Take the pork chops and dredge them through flour-- put the flour on a plate, place the chop on it. Season the top of the pork chop with salt and pepper.  Flip the pork chop- and season the other side. Note- This pork is raw- so wash your hands after handling the chop and wash down the counter surfaces

Place the pork chop in the pan once it is HOT - and on a medium heat.  It should fry about 3 minutes per side. Once one side is finished- flip the chop and do the other side.

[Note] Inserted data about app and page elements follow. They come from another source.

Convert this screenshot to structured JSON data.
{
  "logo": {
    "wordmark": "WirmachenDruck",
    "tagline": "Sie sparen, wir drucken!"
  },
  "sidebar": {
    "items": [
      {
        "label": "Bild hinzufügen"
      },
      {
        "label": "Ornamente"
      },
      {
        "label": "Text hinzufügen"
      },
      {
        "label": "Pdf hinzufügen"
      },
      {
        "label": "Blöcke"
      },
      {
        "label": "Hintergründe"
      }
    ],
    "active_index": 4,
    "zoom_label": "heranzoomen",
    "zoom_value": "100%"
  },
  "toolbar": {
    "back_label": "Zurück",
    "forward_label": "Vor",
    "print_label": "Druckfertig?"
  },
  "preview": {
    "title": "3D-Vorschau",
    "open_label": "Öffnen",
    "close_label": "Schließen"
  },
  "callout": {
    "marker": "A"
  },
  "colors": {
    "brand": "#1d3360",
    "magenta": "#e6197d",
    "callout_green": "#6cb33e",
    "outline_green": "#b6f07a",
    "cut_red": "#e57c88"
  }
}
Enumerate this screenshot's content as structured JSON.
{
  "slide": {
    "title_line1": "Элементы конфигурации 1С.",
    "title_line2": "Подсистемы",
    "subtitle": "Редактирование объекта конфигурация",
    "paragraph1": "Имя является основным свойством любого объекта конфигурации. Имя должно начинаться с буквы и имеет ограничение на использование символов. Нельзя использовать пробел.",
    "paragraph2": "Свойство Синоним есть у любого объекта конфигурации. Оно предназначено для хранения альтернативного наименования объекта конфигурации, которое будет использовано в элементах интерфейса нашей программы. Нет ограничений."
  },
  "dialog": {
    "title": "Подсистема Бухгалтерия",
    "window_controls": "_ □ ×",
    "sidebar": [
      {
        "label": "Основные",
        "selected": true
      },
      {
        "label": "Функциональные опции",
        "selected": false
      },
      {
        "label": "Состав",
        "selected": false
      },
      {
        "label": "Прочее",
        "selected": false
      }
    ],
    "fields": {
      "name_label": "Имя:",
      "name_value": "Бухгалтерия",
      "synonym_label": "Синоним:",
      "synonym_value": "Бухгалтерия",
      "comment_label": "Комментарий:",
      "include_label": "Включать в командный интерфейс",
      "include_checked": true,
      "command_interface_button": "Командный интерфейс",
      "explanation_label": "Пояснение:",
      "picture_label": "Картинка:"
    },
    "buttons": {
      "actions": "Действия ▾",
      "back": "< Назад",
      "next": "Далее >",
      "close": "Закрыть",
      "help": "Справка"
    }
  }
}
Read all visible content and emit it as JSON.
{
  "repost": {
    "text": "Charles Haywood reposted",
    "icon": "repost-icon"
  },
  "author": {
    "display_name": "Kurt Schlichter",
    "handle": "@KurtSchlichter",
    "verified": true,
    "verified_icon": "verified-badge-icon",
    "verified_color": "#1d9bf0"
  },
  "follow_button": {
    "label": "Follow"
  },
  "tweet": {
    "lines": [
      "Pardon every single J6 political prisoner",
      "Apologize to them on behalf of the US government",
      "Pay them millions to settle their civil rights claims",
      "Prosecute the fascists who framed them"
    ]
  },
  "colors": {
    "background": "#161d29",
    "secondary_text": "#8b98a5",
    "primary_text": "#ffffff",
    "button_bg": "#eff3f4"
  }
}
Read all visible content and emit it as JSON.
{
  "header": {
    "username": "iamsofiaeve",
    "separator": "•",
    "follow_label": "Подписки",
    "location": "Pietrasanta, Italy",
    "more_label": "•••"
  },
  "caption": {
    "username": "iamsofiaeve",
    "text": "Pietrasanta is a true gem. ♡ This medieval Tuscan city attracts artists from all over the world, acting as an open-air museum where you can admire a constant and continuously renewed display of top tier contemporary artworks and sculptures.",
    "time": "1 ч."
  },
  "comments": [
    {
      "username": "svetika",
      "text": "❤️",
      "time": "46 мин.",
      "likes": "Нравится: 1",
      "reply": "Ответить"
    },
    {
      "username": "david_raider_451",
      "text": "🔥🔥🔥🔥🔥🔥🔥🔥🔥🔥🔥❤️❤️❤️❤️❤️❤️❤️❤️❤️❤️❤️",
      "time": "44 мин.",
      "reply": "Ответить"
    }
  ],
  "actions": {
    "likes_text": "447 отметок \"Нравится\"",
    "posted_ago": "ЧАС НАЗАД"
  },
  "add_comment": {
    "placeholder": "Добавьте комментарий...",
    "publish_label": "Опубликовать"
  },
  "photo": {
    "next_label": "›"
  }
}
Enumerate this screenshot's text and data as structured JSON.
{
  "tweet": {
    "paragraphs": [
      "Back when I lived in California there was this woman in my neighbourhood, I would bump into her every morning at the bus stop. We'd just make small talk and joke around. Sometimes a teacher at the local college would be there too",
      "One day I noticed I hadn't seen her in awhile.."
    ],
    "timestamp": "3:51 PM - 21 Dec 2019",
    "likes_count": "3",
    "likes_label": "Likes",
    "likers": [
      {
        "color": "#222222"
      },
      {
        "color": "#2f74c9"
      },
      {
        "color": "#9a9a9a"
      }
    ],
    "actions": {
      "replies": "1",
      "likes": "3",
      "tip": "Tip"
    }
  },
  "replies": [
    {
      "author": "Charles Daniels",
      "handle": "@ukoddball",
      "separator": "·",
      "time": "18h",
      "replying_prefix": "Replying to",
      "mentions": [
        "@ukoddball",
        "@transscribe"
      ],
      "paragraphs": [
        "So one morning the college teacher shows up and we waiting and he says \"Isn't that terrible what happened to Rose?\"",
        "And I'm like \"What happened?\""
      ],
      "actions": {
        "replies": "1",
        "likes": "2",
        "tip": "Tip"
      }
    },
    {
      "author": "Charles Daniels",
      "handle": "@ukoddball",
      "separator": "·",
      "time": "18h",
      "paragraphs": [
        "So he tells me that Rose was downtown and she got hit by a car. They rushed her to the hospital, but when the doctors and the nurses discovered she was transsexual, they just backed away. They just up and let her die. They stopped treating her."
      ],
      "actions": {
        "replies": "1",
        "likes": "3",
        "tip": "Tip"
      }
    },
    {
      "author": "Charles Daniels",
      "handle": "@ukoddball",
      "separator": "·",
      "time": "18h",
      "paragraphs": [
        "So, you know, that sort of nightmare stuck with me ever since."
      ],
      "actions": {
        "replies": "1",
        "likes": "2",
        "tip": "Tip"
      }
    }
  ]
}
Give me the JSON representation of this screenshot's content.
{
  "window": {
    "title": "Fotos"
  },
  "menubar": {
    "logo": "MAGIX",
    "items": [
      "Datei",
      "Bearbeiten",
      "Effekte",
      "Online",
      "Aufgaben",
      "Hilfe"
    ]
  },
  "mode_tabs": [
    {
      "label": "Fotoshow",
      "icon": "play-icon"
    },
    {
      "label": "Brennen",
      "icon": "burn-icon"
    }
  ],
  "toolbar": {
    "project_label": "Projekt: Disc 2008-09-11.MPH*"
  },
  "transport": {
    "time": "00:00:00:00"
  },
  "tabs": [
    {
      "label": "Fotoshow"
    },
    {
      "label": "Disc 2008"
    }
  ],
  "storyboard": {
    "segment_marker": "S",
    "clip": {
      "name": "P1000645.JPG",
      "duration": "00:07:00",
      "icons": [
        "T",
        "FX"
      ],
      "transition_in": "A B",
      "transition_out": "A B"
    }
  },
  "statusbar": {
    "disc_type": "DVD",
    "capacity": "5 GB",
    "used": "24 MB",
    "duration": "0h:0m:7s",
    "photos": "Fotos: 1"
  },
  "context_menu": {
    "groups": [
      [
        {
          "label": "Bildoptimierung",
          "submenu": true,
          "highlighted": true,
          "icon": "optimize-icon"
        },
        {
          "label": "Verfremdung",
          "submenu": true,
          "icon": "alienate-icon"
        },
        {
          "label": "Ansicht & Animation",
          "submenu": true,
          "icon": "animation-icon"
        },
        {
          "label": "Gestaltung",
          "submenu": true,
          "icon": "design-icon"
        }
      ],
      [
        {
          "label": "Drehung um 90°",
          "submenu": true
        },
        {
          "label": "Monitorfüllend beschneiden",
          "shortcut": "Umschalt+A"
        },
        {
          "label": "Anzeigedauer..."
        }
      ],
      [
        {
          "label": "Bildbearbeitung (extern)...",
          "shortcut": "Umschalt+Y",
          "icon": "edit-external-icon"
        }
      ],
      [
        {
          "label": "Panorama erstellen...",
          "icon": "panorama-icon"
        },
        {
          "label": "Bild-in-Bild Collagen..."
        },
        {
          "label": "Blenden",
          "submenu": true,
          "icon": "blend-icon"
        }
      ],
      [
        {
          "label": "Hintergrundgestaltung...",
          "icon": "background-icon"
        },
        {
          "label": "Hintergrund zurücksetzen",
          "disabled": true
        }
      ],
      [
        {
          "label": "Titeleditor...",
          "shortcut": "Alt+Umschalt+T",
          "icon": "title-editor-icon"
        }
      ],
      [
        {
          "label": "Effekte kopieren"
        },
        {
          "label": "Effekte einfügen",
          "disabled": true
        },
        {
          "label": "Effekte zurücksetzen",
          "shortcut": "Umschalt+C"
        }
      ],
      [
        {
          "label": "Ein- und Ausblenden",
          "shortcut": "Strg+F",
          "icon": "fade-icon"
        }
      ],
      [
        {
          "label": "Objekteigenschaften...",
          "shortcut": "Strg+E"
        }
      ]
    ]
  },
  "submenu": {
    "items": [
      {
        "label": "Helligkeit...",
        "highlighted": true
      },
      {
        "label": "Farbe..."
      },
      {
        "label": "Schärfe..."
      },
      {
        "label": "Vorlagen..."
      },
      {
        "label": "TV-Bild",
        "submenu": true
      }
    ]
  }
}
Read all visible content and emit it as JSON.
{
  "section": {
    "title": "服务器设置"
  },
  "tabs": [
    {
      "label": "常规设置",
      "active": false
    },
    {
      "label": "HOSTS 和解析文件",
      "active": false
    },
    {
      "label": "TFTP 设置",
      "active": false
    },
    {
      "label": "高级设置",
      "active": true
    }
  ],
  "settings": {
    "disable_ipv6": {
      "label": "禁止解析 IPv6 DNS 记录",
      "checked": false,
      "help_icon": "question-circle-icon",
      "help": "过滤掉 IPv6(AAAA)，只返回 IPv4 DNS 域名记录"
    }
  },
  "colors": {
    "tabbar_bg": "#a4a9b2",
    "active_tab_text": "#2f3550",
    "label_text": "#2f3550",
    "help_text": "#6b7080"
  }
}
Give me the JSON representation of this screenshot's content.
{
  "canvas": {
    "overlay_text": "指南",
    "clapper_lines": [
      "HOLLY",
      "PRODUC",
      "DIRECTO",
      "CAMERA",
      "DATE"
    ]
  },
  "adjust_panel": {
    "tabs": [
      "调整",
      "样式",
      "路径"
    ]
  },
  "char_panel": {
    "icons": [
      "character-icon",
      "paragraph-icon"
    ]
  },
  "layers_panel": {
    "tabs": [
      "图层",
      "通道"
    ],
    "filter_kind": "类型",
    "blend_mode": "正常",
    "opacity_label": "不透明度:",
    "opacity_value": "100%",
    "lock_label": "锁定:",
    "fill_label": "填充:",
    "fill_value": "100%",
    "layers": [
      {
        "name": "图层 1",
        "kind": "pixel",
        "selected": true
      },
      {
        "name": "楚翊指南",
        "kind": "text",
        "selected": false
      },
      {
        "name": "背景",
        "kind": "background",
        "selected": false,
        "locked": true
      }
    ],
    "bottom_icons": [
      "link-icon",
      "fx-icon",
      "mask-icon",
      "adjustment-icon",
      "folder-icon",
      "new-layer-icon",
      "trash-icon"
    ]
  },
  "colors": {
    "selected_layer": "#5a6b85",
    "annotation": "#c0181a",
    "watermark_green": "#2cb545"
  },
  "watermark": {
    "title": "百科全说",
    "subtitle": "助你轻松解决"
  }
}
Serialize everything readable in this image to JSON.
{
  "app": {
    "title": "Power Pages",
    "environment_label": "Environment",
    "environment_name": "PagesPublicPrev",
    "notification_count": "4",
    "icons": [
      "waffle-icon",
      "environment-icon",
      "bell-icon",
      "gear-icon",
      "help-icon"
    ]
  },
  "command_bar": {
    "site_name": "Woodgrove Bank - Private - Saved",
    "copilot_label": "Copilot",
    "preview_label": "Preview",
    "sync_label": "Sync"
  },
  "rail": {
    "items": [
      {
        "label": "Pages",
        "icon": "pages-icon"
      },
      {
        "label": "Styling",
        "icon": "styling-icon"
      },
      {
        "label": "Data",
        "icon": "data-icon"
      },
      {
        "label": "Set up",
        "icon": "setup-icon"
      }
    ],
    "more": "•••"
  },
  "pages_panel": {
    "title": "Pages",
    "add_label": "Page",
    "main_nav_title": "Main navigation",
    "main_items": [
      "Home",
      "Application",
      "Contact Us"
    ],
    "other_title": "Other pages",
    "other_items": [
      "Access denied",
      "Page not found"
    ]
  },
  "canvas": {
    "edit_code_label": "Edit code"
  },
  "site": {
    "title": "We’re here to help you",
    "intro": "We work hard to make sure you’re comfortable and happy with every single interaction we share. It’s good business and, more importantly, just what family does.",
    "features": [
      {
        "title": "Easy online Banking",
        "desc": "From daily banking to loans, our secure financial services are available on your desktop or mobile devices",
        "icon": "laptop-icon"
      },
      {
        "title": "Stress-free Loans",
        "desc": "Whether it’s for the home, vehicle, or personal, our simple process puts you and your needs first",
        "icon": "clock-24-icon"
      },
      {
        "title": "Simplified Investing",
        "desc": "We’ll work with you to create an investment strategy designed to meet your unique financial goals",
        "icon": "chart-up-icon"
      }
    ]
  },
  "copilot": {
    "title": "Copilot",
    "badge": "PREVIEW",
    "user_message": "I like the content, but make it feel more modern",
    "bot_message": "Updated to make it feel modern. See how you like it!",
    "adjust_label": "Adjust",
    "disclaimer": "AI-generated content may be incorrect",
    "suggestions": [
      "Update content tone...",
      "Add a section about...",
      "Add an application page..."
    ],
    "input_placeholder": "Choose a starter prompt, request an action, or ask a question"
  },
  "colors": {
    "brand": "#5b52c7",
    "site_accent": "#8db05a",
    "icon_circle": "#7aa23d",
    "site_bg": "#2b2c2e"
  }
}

Still raw pork- whatever utensil you used to flip it-- needs to be washed

While frying the pork chop- cut the onions and tomato and bell Pepper length wise

Once the pork chops are finished - add just enough beef broth - or canned beef consume to bring it to the top of the chop.

Add the onion first, then the tomato- then the pepper on the chop.

Turn the heat down to SIMMER. 

In the broth add your rice and any left over chopped vegetables.

Cover- and in about thirty minutes you will have a great dish.








Sunday, January 16, 2011

Park City and Sun Dance

As the Sun Dance Film festival begins Park City, Utah,  will have plenty of celebrities not wearing fur-  but enjoying great film, and ski runs.  The thing they won't be enjoying is good food.

It is surprising for a town rebuilt for the Olympics that no one considered that this is an ideal place for a great new restaurant- think French Laundry, Bobo, Michael Mina, or Tarbell's.

When "the" steak restaurant consistently leaves steaks under hot lights and believes that al dente means raw you have to wonder (perhaps the  raw types would like it-- nope they wouldn't).

How hard is it to make good sushi? Ok- they did a great job with lamb lollipops (probably the best food here- but is it really Asian?)

A Seafood buffet - yes,really a buffet.  Park City must stopped at Vegas in 1965 to learn cuisine - but have not gone back since (oh, and seafood without lobster?).

So I wonder why don't the resorts get that? Why do these resorts consistently have mediocre restaurants serving dishes that are uninspiring renditions from the 1970's - and allow their guests to go downtown where there is worse parking, cold and old shops (quaint), and no hope of cuisine worth the trip?  If one of these resorts would import a great chef for a restaurant they would discover what Vegas did-- that food is more than a buffet, that food can be a destination.  Great food can be income!

On the plus side- the people here are probably the most helpful, kind you could encounter. They will go out of their way to do anything for you and make you feel great (just don't ask them to cook).    The scenery here is spectacular (and I don't mean watching for yet another celebrity - I mean the mountains). The skiing here is world-class - the wife was going down the black diamonds while yours truly was trying to overcome the blue fear.

My advice when you come to Park City - get a room with a kitchen - and plan on cooking meals at the hotel.

Until then - Mario Batali, Bobby Flay, Marc Forgione, Mark Tarbell, Cat Cora, Michael Mina -- please come ski here- and open a restaurant.  Unlike New York- here you can make money.

While I love to photograph food- it is nice to have good food to photograph- this week, you have to put up with my son who enjoys the scenery and is probably thankful he has Similac and dad's home made peas for food